=== Assigned task ===
Locate the word "label" in the data below, then copy every line that holds it.

=== Extracted data ===
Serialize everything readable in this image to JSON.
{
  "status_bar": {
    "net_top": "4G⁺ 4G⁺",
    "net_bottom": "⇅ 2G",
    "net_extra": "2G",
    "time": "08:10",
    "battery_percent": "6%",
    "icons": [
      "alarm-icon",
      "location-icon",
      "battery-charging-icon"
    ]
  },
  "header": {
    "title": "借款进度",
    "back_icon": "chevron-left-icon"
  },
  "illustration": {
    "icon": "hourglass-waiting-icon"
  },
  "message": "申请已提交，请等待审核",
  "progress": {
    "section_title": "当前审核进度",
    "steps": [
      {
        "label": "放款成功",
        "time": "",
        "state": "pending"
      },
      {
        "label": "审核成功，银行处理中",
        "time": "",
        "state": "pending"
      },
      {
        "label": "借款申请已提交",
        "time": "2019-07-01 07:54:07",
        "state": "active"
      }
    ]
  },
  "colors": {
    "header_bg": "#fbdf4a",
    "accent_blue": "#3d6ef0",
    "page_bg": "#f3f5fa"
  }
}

=== Expected output ===
        "label": "放款成功",
        "label": "审核成功，银行处理中",
        "label": "借款申请已提交",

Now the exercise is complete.